More than on single dietary aspects, however, the interest of this study has to be related to the strong inverse relationship between pancreatic cancer and the combination of various food items into a priori-defined scores that take into consideration the synergistic effects or interactions of foods and nutrients characteristic of the Mediterranean diet. Thus, the combination of the favourable fatty acid profile, high fibre content, antioxidants and phytochemicals typical of the Mediterranean diet, and their synergistic effect appear to have a beneficial role on pancreatic, as on other cancers (Trichopoulou et al, 2000; Bosetti et al, 2003; Pelucchi et al, 2009; Buckland et al, 2010; Verberne et al, 2010; Couto et al, 2011; Buckland et al, 2013; Giacosa et al, 2013).

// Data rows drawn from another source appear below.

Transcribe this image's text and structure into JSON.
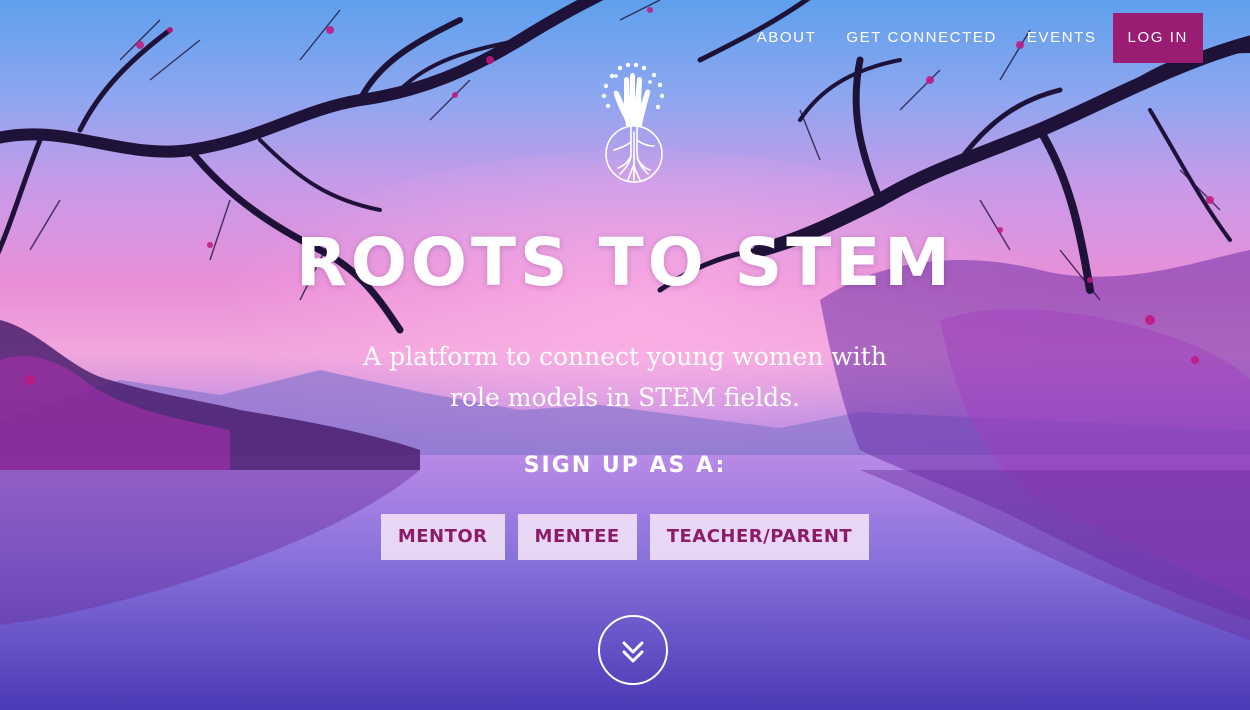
{
  "nav": {
    "items": [
      {
        "label": "ABOUT"
      },
      {
        "label": "GET CONNECTED"
      },
      {
        "label": "EVENTS"
      }
    ],
    "login_label": "LOG IN"
  },
  "hero": {
    "title": "ROOTS TO STEM",
    "subtitle_line1": "A platform to connect young women with",
    "subtitle_line2": "role models in STEM fields.",
    "signup_label": "SIGN UP AS A:",
    "roles": [
      {
        "label": "MENTOR"
      },
      {
        "label": "MENTEE"
      },
      {
        "label": "TEACHER/PARENT"
      }
    ]
  },
  "icons": {
    "logo": "hand-roots-logo-icon",
    "scroll": "double-chevron-down-icon"
  },
  "colors": {
    "accent": "#9b1c73",
    "button_text": "#8d1c68",
    "button_bg": "#f6e6f8"
  }
}
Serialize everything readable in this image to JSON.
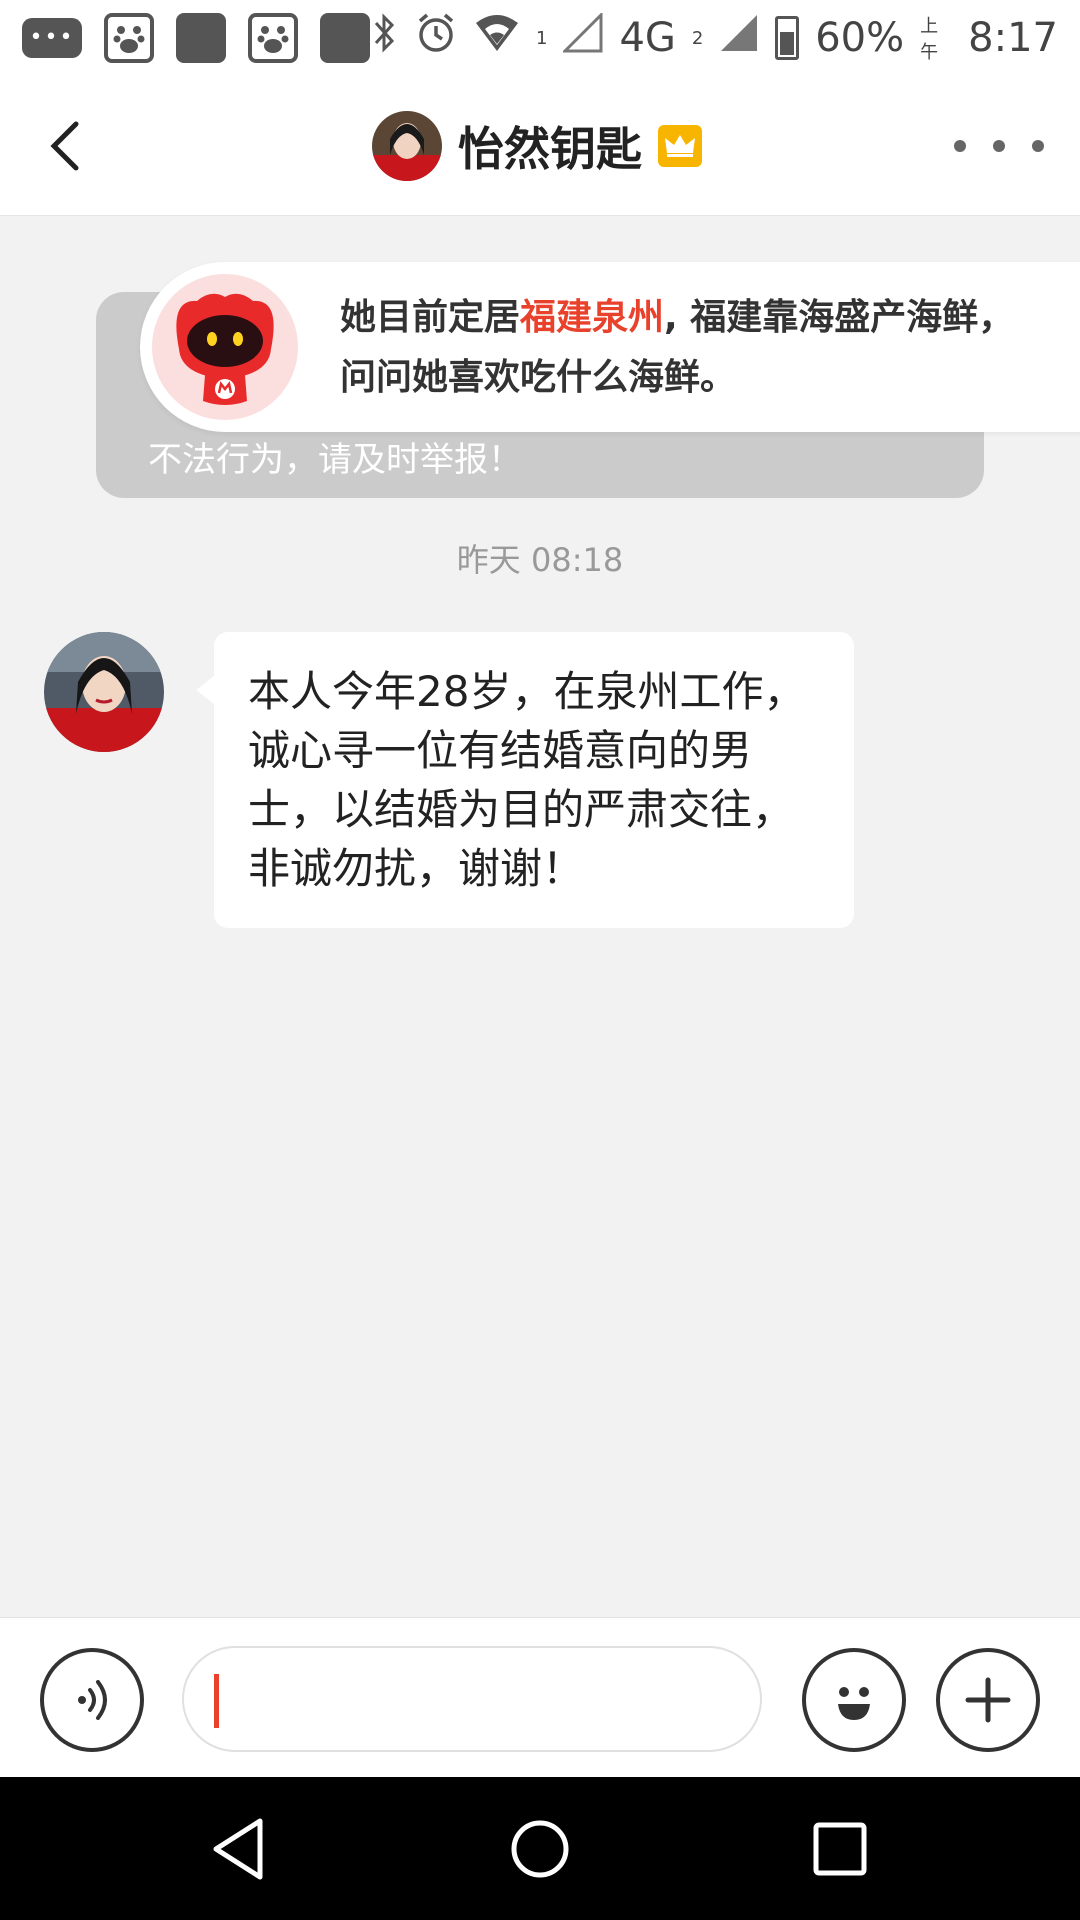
{
  "status_bar": {
    "network": "4G",
    "sim1": "1",
    "sim2": "2",
    "battery": "60%",
    "ampm": "上午",
    "time": "8:17",
    "icons": [
      "message-icon",
      "baidu-icon",
      "app-icon",
      "baidu-icon",
      "app-icon",
      "bluetooth-icon",
      "alarm-icon",
      "wifi-icon",
      "signal-icon",
      "battery-icon"
    ]
  },
  "header": {
    "title": "怡然钥匙",
    "icons": {
      "back": "chevron-left-icon",
      "badge": "crown-icon",
      "more": "more-dots-icon"
    }
  },
  "notice": {
    "text": "不法行为，请及时举报！"
  },
  "tip": {
    "text_before": "她目前定居",
    "highlight": "福建泉州",
    "text_after": ", 福建靠海盛产海鲜，问问她喜欢吃什么海鲜。",
    "highlight_color": "#e8412c"
  },
  "timestamp": "昨天 08:18",
  "message": {
    "text": "本人今年28岁，在泉州工作，诚心寻一位有结婚意向的男士，以结婚为目的严肃交往，非诚勿扰，谢谢！"
  },
  "input_bar": {
    "value": "",
    "icons": {
      "voice": "voice-icon",
      "emoji": "emoji-icon",
      "plus": "plus-icon"
    }
  },
  "nav": {
    "icons": [
      "nav-back-icon",
      "nav-home-icon",
      "nav-recent-icon"
    ]
  },
  "colors": {
    "accent": "#e8412c",
    "vip": "#f7b500",
    "background": "#f2f2f2"
  }
}
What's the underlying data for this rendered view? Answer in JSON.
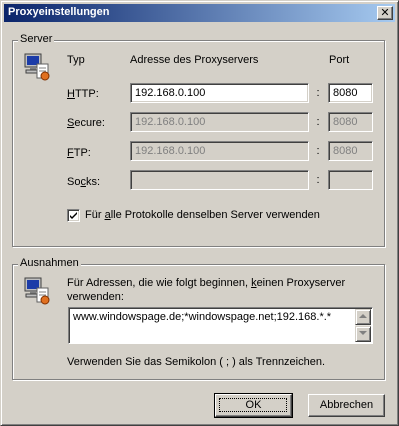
{
  "window": {
    "title": "Proxyeinstellungen",
    "close_glyph": "✕"
  },
  "server": {
    "legend": "Server",
    "col_type": "Typ",
    "col_address": "Adresse des Proxyservers",
    "col_port": "Port",
    "colon": ":",
    "rows": [
      {
        "accel": "H",
        "rest": "TTP:",
        "address": "192.168.0.100",
        "port": "8080",
        "enabled": true
      },
      {
        "accel": "S",
        "rest": "ecure:",
        "address": "192.168.0.100",
        "port": "8080",
        "enabled": false
      },
      {
        "accel": "F",
        "rest": "TP:",
        "address": "192.168.0.100",
        "port": "8080",
        "enabled": false
      },
      {
        "pre": "So",
        "accel": "c",
        "rest": "ks:",
        "address": "",
        "port": "",
        "enabled": false
      }
    ],
    "same_server": {
      "pre": "Für ",
      "accel": "a",
      "rest": "lle Protokolle denselben Server verwenden",
      "checked": true
    }
  },
  "exceptions": {
    "legend": "Ausnahmen",
    "desc_line1_pre": "Für Adressen, die wie folgt beginnen, ",
    "desc_line1_accel": "k",
    "desc_line1_rest": "einen Proxyserver",
    "desc_line2": "verwenden:",
    "value": "www.windowspage.de;*windowspage.net;192.168.*.*",
    "hint": "Verwenden Sie das Semikolon ( ; ) als Trennzeichen."
  },
  "buttons": {
    "ok": "OK",
    "cancel": "Abbrechen"
  },
  "icons": {
    "server": "network-computer-icon",
    "exceptions": "network-computer-icon"
  },
  "colors": {
    "face": "#d4d0c8",
    "title_start": "#0a246a",
    "title_end": "#a6caf0",
    "disabled_text": "#808080"
  }
}
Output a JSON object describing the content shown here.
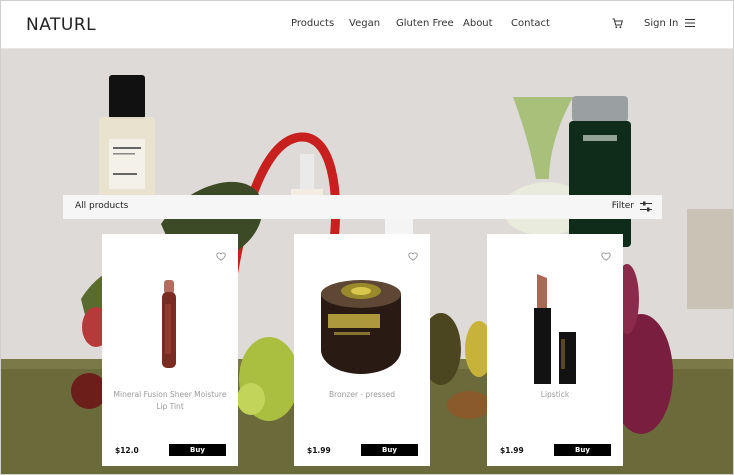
{
  "brand": {
    "logo": "NATURL"
  },
  "nav": {
    "items": [
      {
        "label": "Products"
      },
      {
        "label": "Vegan"
      },
      {
        "label": "Gluten Free"
      },
      {
        "label": "About"
      },
      {
        "label": "Contact"
      }
    ],
    "sign_in": "Sign In",
    "icons": [
      "cart-icon",
      "menu-icon"
    ]
  },
  "filter_bar": {
    "title": "All products",
    "filter_label": "Filter",
    "filter_icon": "sliders-icon"
  },
  "products": [
    {
      "name": "Mineral Fusion Sheer Moisture Lip Tint",
      "price": "$12.0",
      "button": "Buy"
    },
    {
      "name": "Bronzer - pressed",
      "price": "$1.99",
      "button": "Buy"
    },
    {
      "name": "Lipstick",
      "price": "$1.99",
      "button": "Buy"
    }
  ],
  "colors": {
    "button_bg": "#000000",
    "button_text": "#ffffff",
    "product_name": "#9a9a9a",
    "hero_wall": "#dedad7",
    "hero_floor": "#6b6a3a"
  }
}
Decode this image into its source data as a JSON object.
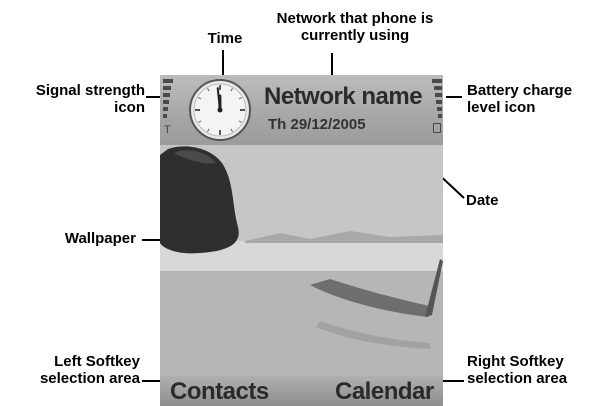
{
  "annotations": {
    "time": "Time",
    "network_line1": "Network that phone is",
    "network_line2": "currently using",
    "signal_line1": "Signal strength",
    "signal_line2": "icon",
    "battery_line1": "Battery charge",
    "battery_line2": "level icon",
    "date": "Date",
    "wallpaper": "Wallpaper",
    "left_softkey_line1": "Left Softkey",
    "left_softkey_line2": "selection area",
    "right_softkey_line1": "Right Softkey",
    "right_softkey_line2": "selection area"
  },
  "screen": {
    "network_name": "Network name",
    "date": "Th 29/12/2005",
    "left_softkey": "Contacts",
    "right_softkey": "Calendar",
    "clock": {
      "hour": 11,
      "minute": 59
    }
  },
  "colors": {
    "status_bar": "#a6a6a6",
    "softkey_bar": "#8e8e8e",
    "text_dark": "#2b2b2b"
  },
  "icons": {
    "signal": "signal-strength-icon",
    "battery": "battery-level-icon",
    "clock": "analog-clock-icon"
  }
}
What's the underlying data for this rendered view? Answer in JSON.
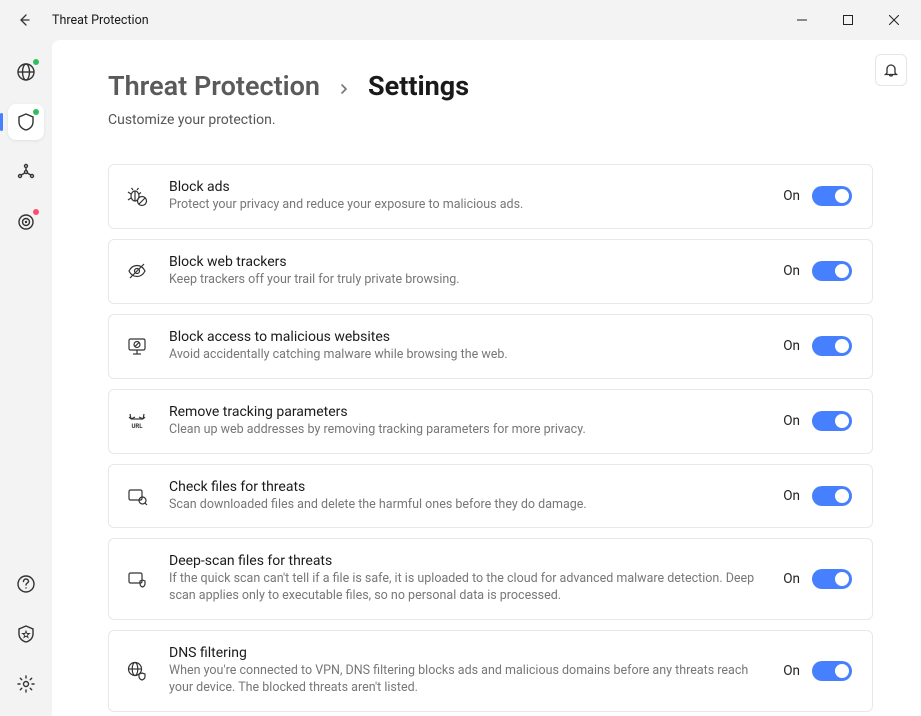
{
  "window": {
    "title": "Threat Protection"
  },
  "breadcrumb": {
    "parent": "Threat Protection",
    "current": "Settings"
  },
  "subtitle": "Customize your protection.",
  "settings": [
    {
      "icon": "bug-block",
      "title": "Block ads",
      "desc": "Protect your privacy and reduce your exposure to malicious ads.",
      "state_label": "On",
      "state": true
    },
    {
      "icon": "eye-off",
      "title": "Block web trackers",
      "desc": "Keep trackers off your trail for truly private browsing.",
      "state_label": "On",
      "state": true
    },
    {
      "icon": "monitor-block",
      "title": "Block access to malicious websites",
      "desc": "Avoid accidentally catching malware while browsing the web.",
      "state_label": "On",
      "state": true
    },
    {
      "icon": "url-clean",
      "title": "Remove tracking parameters",
      "desc": "Clean up web addresses by removing tracking parameters for more privacy.",
      "state_label": "On",
      "state": true
    },
    {
      "icon": "file-scan",
      "title": "Check files for threats",
      "desc": "Scan downloaded files and delete the harmful ones before they do damage.",
      "state_label": "On",
      "state": true
    },
    {
      "icon": "file-deep-scan",
      "title": "Deep-scan files for threats",
      "desc": "If the quick scan can't tell if a file is safe, it is uploaded to the cloud for advanced malware detection. Deep scan applies only to executable files, so no personal data is processed.",
      "state_label": "On",
      "state": true
    },
    {
      "icon": "dns-filter",
      "title": "DNS filtering",
      "desc": "When you're connected to VPN, DNS filtering blocks ads and malicious domains before any threats reach your device. The blocked threats aren't listed.",
      "state_label": "On",
      "state": true
    }
  ],
  "sidebar": {
    "items": [
      {
        "name": "globe",
        "badge_color": "#2ec060"
      },
      {
        "name": "shield",
        "active": true,
        "badge_color": "#2ec060"
      },
      {
        "name": "mesh"
      },
      {
        "name": "target",
        "badge_color": "#ff4d6d"
      }
    ],
    "bottom_items": [
      {
        "name": "help"
      },
      {
        "name": "shield-star"
      },
      {
        "name": "gear"
      }
    ]
  }
}
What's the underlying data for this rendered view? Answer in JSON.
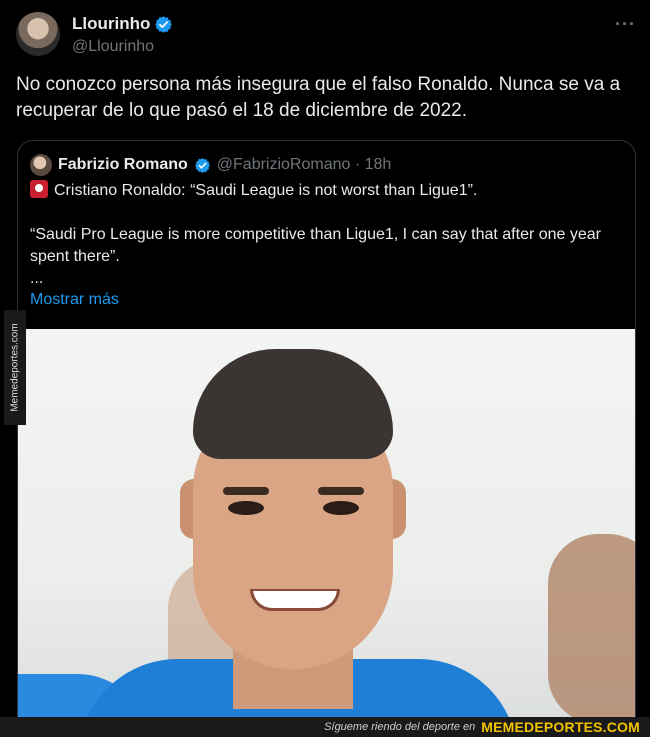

With reference to possible sources of bias inherent to case–control studies, in order to reduce any potential information bias, the questionnaires were administered to both cases and controls by the same interviewers, under similar condition. Dietary habits of hospital-controls may be different from those of the general population, but we paid attention to exclude from the control group all diagnoses associated with long-term dietary modifications. Potential recall bias should be limited, given the limited appreciation by the Italian population of a link between diet and pancreatic cancer risk at the time of interview. To reduce any possible dietary modification bias due to the recent cancer diagnosis, we asked for habitual dietary habits before cancer diagnosis, although diet could have changed before owing to subclinical disease. Among the limitations of the study is the short dietary questionnaire of the first study. However, the consistency of the results in the two studies, conducted in different calendar periods and using different dietary questionnaires gives further support to the finding of a beneficial role of the Mediterranean diet on pancreatic cancer. Among the strengths of the study are the relatively large sample size, the almost complete participation of cases and controls, the comparable catchment areas of study subjects, and the accurate control for major recognised risk factors for pancreatic cancer. As other healthy behaviours may be associated with a better diet, unaccounted confounding could partly explain the observed inverse association. The major strength of the study is the application of a priori and independently developed Mediterranean scores to a population with a considerable variability with respect to these scores, while other studies on the issue were conducted in non-Mediterranean populations. The comparability of the results obtained from a simple intuitive score (MDS) adopted in various previous epidemiological studies and from two other more complex a priori scores (MDP and MAI) proposed to evaluate the adherence to the Mediterranean diet also supports our findings of a beneficial role of the Mediterranean diet on pancreatic cancer.